**ABOUT THIS EXERCISE**
If a line of the data below holds the word "false", list it.

**RECORDED DATA**
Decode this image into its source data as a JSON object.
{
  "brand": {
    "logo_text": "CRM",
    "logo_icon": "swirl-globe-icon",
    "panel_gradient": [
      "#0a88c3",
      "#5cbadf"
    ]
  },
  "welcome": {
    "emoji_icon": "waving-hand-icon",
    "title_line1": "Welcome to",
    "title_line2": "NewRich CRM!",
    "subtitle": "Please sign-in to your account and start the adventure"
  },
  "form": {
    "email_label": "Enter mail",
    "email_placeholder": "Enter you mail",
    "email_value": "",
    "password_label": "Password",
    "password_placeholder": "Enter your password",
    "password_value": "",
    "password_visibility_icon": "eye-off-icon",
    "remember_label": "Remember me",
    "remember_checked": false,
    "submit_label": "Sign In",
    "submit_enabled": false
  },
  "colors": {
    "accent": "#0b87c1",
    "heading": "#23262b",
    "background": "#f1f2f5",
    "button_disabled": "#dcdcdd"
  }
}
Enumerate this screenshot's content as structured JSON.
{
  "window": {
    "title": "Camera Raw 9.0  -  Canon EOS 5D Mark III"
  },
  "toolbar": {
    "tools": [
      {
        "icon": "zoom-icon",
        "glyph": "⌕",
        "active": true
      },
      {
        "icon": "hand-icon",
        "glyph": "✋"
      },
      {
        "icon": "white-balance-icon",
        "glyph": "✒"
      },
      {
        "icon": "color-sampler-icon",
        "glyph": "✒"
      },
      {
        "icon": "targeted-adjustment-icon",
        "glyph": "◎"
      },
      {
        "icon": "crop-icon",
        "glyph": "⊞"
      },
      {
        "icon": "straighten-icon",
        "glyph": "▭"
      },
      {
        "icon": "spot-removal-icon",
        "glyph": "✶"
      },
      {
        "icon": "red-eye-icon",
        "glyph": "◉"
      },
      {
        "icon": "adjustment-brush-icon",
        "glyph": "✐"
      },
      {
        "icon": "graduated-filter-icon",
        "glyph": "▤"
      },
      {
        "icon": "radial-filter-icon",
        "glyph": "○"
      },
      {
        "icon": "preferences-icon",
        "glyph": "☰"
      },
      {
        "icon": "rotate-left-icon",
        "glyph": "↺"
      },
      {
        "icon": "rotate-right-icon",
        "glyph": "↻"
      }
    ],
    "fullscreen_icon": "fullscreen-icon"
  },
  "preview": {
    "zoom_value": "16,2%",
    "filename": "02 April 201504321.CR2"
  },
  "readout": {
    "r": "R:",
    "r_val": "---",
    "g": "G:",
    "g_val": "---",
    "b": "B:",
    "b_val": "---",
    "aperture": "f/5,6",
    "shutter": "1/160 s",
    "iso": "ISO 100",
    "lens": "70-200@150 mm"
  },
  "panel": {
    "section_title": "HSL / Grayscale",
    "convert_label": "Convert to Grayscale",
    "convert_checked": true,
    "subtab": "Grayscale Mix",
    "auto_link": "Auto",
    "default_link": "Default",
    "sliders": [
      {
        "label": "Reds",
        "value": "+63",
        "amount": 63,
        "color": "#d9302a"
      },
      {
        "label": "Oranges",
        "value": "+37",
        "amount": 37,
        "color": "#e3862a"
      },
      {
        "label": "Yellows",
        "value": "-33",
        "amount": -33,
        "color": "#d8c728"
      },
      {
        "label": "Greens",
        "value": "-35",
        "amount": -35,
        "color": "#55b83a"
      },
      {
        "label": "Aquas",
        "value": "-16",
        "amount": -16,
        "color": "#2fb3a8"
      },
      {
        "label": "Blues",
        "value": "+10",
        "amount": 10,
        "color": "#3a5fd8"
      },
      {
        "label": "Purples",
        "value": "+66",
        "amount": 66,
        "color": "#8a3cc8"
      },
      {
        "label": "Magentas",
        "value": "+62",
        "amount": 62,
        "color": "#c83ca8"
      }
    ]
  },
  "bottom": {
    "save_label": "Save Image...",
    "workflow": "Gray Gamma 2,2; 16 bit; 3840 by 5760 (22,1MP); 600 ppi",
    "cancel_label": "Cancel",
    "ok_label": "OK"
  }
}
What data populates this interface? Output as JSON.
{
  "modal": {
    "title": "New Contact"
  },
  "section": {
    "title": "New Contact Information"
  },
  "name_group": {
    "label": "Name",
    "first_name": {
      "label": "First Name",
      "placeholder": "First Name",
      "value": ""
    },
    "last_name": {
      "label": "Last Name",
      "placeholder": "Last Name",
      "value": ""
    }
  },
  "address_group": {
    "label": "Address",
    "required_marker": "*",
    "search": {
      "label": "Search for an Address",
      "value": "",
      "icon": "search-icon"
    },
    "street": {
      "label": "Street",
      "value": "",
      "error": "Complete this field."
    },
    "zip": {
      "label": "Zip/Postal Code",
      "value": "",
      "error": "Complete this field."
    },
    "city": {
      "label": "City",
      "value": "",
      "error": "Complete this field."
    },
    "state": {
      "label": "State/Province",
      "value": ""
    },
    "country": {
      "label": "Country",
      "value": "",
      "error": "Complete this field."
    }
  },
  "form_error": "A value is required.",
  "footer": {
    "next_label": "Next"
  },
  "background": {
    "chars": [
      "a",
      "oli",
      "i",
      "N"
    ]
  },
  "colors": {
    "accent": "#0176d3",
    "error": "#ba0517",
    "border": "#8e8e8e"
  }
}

**COMPLETED EXERCISE**
    "remember_checked": false,
    "submit_enabled": false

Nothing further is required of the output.